***** DATA
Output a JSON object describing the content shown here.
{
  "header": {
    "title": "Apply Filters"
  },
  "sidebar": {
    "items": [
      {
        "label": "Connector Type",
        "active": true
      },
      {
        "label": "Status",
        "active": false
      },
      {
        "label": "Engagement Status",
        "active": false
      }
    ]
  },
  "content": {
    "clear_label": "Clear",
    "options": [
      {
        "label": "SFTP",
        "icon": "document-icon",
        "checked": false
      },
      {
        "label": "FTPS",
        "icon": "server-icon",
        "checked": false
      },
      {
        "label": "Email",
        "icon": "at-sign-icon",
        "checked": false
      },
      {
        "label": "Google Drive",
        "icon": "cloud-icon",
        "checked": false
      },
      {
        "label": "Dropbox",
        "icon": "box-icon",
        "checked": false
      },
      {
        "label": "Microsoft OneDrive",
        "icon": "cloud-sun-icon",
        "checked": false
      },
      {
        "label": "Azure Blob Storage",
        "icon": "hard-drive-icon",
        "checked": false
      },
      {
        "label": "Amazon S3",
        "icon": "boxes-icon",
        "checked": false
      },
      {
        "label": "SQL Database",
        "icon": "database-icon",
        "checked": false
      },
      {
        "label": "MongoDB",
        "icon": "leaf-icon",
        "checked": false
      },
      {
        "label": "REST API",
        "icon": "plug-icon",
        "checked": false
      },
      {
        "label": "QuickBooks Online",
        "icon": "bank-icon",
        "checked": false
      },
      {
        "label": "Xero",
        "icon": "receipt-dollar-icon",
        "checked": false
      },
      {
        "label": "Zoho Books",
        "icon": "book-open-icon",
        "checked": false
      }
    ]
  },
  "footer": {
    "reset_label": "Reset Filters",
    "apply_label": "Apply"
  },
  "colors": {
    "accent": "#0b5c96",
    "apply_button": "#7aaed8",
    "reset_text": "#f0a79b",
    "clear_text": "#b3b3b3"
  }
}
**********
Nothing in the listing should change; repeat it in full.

EXPECTED ANSWER |
Output a JSON object describing the content shown here.
{
  "header": {
    "title": "Apply Filters"
  },
  "sidebar": {
    "items": [
      {
        "label": "Connector Type",
        "active": true
      },
      {
        "label": "Status",
        "active": false
      },
      {
        "label": "Engagement Status",
        "active": false
      }
    ]
  },
  "content": {
    "clear_label": "Clear",
    "options": [
      {
        "label": "SFTP",
        "icon": "document-icon",
        "checked": false
      },
      {
        "label": "FTPS",
        "icon": "server-icon",
        "checked": false
      },
      {
        "label": "Email",
        "icon": "at-sign-icon",
        "checked": false
      },
      {
        "label": "Google Drive",
        "icon": "cloud-icon",
        "checked": false
      },
      {
        "label": "Dropbox",
        "icon": "box-icon",
        "checked": false
      },
      {
        "label": "Microsoft OneDrive",
        "icon": "cloud-sun-icon",
        "checked": false
      },
      {
        "label": "Azure Blob Storage",
        "icon": "hard-drive-icon",
        "checked": false
      },
      {
        "label": "Amazon S3",
        "icon": "boxes-icon",
        "checked": false
      },
      {
        "label": "SQL Database",
        "icon": "database-icon",
        "checked": false
      },
      {
        "label": "MongoDB",
        "icon": "leaf-icon",
        "checked": false
      },
      {
        "label": "REST API",
        "icon": "plug-icon",
        "checked": false
      },
      {
        "label": "QuickBooks Online",
        "icon": "bank-icon",
        "checked": false
      },
      {
        "label": "Xero",
        "icon": "receipt-dollar-icon",
        "checked": false
      },
      {
        "label": "Zoho Books",
        "icon": "book-open-icon",
        "checked": false
      }
    ]
  },
  "footer": {
    "reset_label": "Reset Filters",
    "apply_label": "Apply"
  },
  "colors": {
    "accent": "#0b5c96",
    "apply_button": "#7aaed8",
    "reset_text": "#f0a79b",
    "clear_text": "#b3b3b3"
  }
}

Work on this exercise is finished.